**THE PROBLEM:**
Set down all of the data exactly. Pictures stay out of the copy.

**DATA SECTION:**
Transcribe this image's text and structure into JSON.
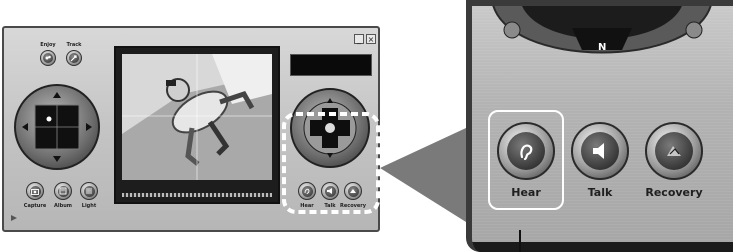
{
  "app": {
    "top_buttons": [
      {
        "label": "Enjoy",
        "icon": "joy-icon"
      },
      {
        "label": "Track",
        "icon": "track-icon"
      }
    ],
    "window_controls": {
      "minimize": "_",
      "close": "×"
    },
    "bottom_left_buttons": [
      {
        "label": "Capture",
        "icon": "camera-icon"
      },
      {
        "label": "Album",
        "icon": "album-icon"
      },
      {
        "label": "Light",
        "icon": "light-icon"
      }
    ],
    "bottom_right_buttons": [
      {
        "label": "Hear",
        "icon": "ear-icon"
      },
      {
        "label": "Talk",
        "icon": "speaker-icon"
      },
      {
        "label": "Recovery",
        "icon": "recovery-icon"
      }
    ]
  },
  "zoom": {
    "compass_letter": "N",
    "buttons": [
      {
        "label": "Hear",
        "icon": "ear-icon"
      },
      {
        "label": "Talk",
        "icon": "speaker-icon"
      },
      {
        "label": "Recovery",
        "icon": "recovery-icon"
      }
    ]
  },
  "colors": {
    "panel": "#c4c4c4",
    "highlight_border": "#ffffff",
    "callout": "#7a7a7a"
  }
}
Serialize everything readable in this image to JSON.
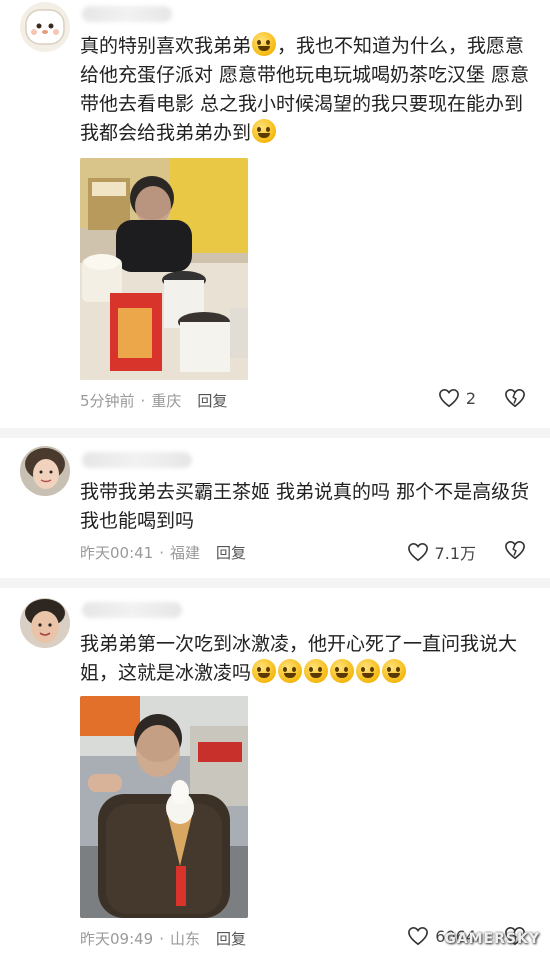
{
  "comments": [
    {
      "text_parts": [
        "真的特别喜欢我弟弟",
        "，我也不知道为什么，我愿意给他充蛋仔派对 愿意带他玩电玩城喝奶茶吃汉堡 愿意带他去看电影 总之我小时候渴望的我只要现在能办到我都会给我弟弟办到"
      ],
      "time": "5分钟前",
      "location": "重庆",
      "reply_label": "回复",
      "likes": "2"
    },
    {
      "text": "我带我弟去买霸王茶姬 我弟说真的吗 那个不是高级货 我也能喝到吗",
      "time": "昨天00:41",
      "location": "福建",
      "reply_label": "回复",
      "likes": "7.1万"
    },
    {
      "text": "我弟弟第一次吃到冰激凌，他开心死了一直问我说大姐，这就是冰激凌吗",
      "time": "昨天09:49",
      "location": "山东",
      "reply_label": "回复",
      "likes": "6064"
    }
  ],
  "watermark": "GAMERSKY"
}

**TASK OUTPUT:**
Transcribe this image's text and structure into JSON.
{
  "app": {
    "top_buttons": [
      {
        "label": "Enjoy",
        "icon": "joy-icon"
      },
      {
        "label": "Track",
        "icon": "track-icon"
      }
    ],
    "window_controls": {
      "minimize": "_",
      "close": "×"
    },
    "bottom_left_buttons": [
      {
        "label": "Capture",
        "icon": "camera-icon"
      },
      {
        "label": "Album",
        "icon": "album-icon"
      },
      {
        "label": "Light",
        "icon": "light-icon"
      }
    ],
    "bottom_right_buttons": [
      {
        "label": "Hear",
        "icon": "ear-icon"
      },
      {
        "label": "Talk",
        "icon": "speaker-icon"
      },
      {
        "label": "Recovery",
        "icon": "recovery-icon"
      }
    ]
  },
  "zoom": {
    "compass_letter": "N",
    "buttons": [
      {
        "label": "Hear",
        "icon": "ear-icon"
      },
      {
        "label": "Talk",
        "icon": "speaker-icon"
      },
      {
        "label": "Recovery",
        "icon": "recovery-icon"
      }
    ]
  },
  "colors": {
    "panel": "#c4c4c4",
    "highlight_border": "#ffffff",
    "callout": "#7a7a7a"
  }
}
Serialize everything readable in this image to JSON.
{
  "comments": [
    {
      "text_parts": [
        "真的特别喜欢我弟弟",
        "，我也不知道为什么，我愿意给他充蛋仔派对 愿意带他玩电玩城喝奶茶吃汉堡 愿意带他去看电影 总之我小时候渴望的我只要现在能办到我都会给我弟弟办到"
      ],
      "time": "5分钟前",
      "location": "重庆",
      "reply_label": "回复",
      "likes": "2"
    },
    {
      "text": "我带我弟去买霸王茶姬 我弟说真的吗 那个不是高级货 我也能喝到吗",
      "time": "昨天00:41",
      "location": "福建",
      "reply_label": "回复",
      "likes": "7.1万"
    },
    {
      "text": "我弟弟第一次吃到冰激凌，他开心死了一直问我说大姐，这就是冰激凌吗",
      "time": "昨天09:49",
      "location": "山东",
      "reply_label": "回复",
      "likes": "6064"
    }
  ],
  "watermark": "GAMERSKY"
}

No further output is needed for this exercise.